Licensing Requirement For Servicer And Its Subservicer - Q2 2000By the Division of Banks
A mortgage servicer intends to act as a wholesale lender in the Commonwealth. The servicer intends to purchase loans and sell such loans with servicing rights retained but will not be the actual party collecting such payments. The servicer has contracted with a third party which would be responsible for "servicing the loan," collecting all current and past due obligations from borrowers. The subservicer is a federal savings bank. The subservicer would remit payments collected from borrowers directly and would not be in receipt of any payments, either current or past due, collected from borrowers.

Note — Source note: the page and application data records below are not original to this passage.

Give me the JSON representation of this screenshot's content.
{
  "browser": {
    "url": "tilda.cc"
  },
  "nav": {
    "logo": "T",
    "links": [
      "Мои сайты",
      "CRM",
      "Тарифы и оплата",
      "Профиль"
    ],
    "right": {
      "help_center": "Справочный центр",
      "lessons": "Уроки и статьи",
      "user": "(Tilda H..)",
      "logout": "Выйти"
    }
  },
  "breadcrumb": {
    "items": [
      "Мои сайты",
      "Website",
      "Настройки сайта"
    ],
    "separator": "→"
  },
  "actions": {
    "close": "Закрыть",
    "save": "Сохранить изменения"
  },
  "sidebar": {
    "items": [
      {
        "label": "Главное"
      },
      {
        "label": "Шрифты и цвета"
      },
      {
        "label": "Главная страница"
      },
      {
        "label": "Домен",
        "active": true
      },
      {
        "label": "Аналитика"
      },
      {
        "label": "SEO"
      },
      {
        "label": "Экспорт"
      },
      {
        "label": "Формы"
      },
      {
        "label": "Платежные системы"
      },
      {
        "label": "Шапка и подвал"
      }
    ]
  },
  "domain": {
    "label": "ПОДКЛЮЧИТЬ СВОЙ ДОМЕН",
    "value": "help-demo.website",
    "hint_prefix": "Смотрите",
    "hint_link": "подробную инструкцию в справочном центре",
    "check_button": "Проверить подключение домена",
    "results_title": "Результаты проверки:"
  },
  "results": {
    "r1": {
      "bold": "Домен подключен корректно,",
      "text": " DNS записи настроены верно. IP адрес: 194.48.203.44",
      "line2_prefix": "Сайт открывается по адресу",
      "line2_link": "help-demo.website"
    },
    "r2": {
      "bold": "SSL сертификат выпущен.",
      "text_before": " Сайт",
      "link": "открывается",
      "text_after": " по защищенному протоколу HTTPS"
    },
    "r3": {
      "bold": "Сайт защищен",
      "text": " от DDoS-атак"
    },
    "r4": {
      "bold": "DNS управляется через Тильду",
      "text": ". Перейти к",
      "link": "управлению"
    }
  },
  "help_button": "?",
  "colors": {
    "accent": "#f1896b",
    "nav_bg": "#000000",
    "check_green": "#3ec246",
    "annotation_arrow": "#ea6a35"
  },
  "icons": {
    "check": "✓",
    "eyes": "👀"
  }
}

Mass. Gen. Laws chapter 93, section 24 requires that a person or entity that shall "...directly or indirectly conduct a collection agency, or engage in the Commonwealth in the business of collecting or receiving payment for others of any account, bill or other indebtedness.." shall obtain a license as a collection agency from the Division. The statute's implementing regulation, 209 CMR 18.00 et seq. further defines the range of activities that constitute conducting the business of collection agency. The Division's regulation at 209 CMR 18.02 limits the scope of the collection agency regulations to activities relating to the collection of debts. The Division's regulation at 209 CMR 18.03 defines a "debt " to be "money or its equivalent which is, or is alleged to be, more than 30 days past due and owing, unless a different period is agreed to by the debtor, under a single account as a result of a purchase, lease, or loan of goods services, or real or personal property."
Since the Servicer would not be engaged in the collection of debt for another that is more than 30 days past due, it is the position of the Division that it would not require licensure pursuant to said section 24. However, the subservicer, unless otherwise exempt, would be required to obtain a license.